Nothing compares to the joys of harvesting home-grown vegetables or watching in delight as our lovingly nurtured flowers begin to bloom. But, for all its pleasures, gardening can sometimes be frustrating and disheartening, particularly in the UK. Despite our best endeavours, the elements can be temperamental, the weather unpredictable, and successes scarce. Here are some tips to help you deal with some of the common problems we green-fingered Brits might encounter.
Too Much or Too Little Sunlight

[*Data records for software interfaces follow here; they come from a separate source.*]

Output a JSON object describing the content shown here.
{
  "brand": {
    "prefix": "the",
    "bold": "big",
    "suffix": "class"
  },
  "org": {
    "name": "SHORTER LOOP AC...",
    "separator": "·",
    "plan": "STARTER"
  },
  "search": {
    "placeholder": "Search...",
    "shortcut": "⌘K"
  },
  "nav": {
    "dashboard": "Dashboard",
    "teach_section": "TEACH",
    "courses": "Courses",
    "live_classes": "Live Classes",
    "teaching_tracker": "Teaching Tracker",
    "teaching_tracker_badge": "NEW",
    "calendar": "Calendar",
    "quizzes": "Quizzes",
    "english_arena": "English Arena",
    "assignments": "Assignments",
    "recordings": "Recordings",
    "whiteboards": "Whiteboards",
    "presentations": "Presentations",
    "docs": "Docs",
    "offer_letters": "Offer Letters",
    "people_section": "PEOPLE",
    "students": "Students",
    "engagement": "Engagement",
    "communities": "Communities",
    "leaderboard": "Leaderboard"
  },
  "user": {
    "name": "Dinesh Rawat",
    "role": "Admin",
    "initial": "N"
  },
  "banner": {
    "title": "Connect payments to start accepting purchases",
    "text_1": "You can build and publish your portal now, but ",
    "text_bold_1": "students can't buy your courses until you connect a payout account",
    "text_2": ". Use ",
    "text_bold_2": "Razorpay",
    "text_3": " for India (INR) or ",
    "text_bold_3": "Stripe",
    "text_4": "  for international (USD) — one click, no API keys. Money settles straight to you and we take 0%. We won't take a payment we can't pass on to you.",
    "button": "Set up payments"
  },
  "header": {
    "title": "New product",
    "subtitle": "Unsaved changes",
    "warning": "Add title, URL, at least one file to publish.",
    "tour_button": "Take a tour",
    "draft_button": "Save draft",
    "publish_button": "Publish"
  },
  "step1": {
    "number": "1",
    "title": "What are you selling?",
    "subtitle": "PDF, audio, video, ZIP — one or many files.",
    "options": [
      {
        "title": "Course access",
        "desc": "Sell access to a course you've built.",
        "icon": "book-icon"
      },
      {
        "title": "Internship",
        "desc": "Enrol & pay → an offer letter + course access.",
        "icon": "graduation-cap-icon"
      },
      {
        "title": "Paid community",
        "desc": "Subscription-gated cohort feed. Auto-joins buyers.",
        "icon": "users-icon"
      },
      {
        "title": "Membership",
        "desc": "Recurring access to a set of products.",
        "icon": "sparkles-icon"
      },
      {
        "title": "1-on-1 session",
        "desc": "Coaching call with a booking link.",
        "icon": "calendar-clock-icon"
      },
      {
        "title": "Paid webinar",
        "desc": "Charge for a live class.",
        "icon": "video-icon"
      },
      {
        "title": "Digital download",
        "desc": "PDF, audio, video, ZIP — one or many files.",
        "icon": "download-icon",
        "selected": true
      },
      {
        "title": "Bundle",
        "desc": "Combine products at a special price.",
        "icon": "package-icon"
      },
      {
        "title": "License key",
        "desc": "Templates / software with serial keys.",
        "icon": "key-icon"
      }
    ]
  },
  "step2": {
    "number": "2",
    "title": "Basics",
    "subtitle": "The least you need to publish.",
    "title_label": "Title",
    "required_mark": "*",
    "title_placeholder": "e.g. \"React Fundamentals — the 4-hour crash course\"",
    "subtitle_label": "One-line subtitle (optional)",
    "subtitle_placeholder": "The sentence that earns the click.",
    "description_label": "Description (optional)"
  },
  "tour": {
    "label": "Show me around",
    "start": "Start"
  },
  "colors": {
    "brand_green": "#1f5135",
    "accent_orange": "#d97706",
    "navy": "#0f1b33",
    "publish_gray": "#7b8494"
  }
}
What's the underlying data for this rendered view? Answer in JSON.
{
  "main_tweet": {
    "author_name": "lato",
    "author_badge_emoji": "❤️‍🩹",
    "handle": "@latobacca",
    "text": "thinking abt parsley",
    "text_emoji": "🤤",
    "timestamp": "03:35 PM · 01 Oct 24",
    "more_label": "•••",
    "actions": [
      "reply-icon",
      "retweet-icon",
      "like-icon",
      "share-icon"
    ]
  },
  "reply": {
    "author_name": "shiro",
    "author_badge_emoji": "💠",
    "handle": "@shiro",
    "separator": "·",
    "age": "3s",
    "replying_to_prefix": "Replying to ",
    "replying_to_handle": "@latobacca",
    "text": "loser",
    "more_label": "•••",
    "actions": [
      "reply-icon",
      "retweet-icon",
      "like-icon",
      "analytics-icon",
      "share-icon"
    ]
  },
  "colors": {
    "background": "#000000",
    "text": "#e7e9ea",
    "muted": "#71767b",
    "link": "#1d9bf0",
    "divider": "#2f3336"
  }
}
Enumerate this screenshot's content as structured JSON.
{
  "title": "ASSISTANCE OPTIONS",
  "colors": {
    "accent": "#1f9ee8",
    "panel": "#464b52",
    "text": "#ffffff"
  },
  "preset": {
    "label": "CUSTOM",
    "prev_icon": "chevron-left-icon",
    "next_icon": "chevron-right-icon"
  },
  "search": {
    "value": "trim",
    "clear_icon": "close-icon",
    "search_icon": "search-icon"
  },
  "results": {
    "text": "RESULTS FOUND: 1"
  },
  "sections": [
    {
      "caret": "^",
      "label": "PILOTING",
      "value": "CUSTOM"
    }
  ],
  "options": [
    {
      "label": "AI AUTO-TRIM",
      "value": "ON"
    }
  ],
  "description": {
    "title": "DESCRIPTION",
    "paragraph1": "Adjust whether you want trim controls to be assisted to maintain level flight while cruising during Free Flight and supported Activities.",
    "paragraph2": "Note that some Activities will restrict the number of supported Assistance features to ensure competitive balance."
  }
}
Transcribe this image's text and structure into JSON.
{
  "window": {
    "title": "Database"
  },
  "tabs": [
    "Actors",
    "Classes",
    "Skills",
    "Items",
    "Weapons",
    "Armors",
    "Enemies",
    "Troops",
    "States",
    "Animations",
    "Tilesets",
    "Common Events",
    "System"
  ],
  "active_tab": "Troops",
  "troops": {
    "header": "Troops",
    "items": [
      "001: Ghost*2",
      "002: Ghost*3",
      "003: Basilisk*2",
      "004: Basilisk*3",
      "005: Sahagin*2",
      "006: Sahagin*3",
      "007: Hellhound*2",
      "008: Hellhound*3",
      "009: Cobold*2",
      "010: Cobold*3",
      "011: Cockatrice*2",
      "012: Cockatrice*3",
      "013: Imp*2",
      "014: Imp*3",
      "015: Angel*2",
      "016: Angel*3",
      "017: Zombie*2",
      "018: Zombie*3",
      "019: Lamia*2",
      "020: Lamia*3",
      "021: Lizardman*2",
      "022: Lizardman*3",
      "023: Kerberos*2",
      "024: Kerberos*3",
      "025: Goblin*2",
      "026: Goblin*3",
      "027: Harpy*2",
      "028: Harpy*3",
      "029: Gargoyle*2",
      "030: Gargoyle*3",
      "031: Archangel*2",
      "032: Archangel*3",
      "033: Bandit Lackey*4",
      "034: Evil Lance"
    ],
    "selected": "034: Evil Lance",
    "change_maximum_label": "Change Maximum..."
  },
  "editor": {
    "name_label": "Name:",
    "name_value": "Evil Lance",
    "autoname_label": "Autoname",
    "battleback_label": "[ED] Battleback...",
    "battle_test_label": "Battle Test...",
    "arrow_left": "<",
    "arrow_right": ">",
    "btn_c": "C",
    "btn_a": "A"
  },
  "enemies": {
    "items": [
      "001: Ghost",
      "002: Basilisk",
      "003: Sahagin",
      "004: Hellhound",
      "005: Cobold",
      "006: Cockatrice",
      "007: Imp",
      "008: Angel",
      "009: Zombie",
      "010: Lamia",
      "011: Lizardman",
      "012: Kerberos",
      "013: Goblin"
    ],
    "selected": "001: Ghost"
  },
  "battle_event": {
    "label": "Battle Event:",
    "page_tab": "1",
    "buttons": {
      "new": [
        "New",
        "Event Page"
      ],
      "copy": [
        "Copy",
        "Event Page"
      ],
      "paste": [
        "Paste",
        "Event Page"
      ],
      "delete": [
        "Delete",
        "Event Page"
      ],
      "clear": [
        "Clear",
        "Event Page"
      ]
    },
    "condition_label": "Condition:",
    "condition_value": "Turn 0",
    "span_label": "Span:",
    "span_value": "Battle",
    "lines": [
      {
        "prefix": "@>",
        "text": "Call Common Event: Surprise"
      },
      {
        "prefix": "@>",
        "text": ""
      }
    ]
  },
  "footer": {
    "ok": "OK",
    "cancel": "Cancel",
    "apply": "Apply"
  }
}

Lack of sunlight or abundance of shade is a huge problem for many gardeners. One solution is to consider growing vertically. Hanging baskets, living walls, or trellises raise plants above the shady depths of ground beds and ensure they receive adequate sunlight. Pots or small raised beds on castors are another handy solution for gardens with limited sunlight, as they can be easily moved around the garden to follow the sun’s trajectory as it shifts throughout the season.
Gardens which are oversaturated with sun can be equally damaging to plants, causing droughts and leaf scorch. Fortunately, there are many creative ways to introduce shade to an otherwise overexposed garden. Positioned correctly, architectural elements like panelling or partitions will provide shade whilst creating distinct zones and interesting features within your garden. Canopies or pergolas also provide shade for sun-shy plants, whilst doubling as frames for sun-loving climbers such as Jasmine, Wisteria, or even Grapevines!
British weather sometimes seems like a perpetual cycle of rain and drizzle. All this excess moisture can make gardening a drag, especially if you have dense clay soil that is prone to becoming waterlogged. You can alleviate this by adding drainage material such as pebbles to your soil or digging drainage channels around the beds, but this is labour intensive and time-consuming. Regular digging and forking can also help to loosen and aerate particularly dense soil, but this will require frequent effort. A more easily maintainable solution is to use wooden garden planters that will lift the growing area safely above any waterlogged ground or dense soil and will prevent standing water from damaging your plants during periods of heavy rainfall.
Poor Quality Soil
Poor quality soil can make gardening very difficult. Particularly in urban areas, soil can lack the essential nutrients necessary for our plants to flourish. You can improve the quality of your existing soil by regularly adding fertiliser, organic matter, or mulch to create a more productive growing environment, but it can take years to achieve truly fertile soil. Another solution is to install raised beds filled with high-quality compost, soil, and fertiliser. The raised beds will contain the nutrients for longer and maintain the soil quality with minimal upkeep.
For those of us who live in colder areas, gardening can be tricky. Of course, the most effective solution to growing in colder climates is to install a greenhouse, but these can be large and costly and require a fair deal of effort to both erect and maintain. If you lack the space or budget for a greenhouse, raised beds offer a great alternative. Not only do they insulate the soil, maintaining warmth to extend the growing season, but they can also be adapted to create miniature poly-tunnels. Installing a series of plastic-covered hoops along the bed creates a microclimate that mimics a greenhouse at a fraction of the cost, and protects plants from frost or harsh weather.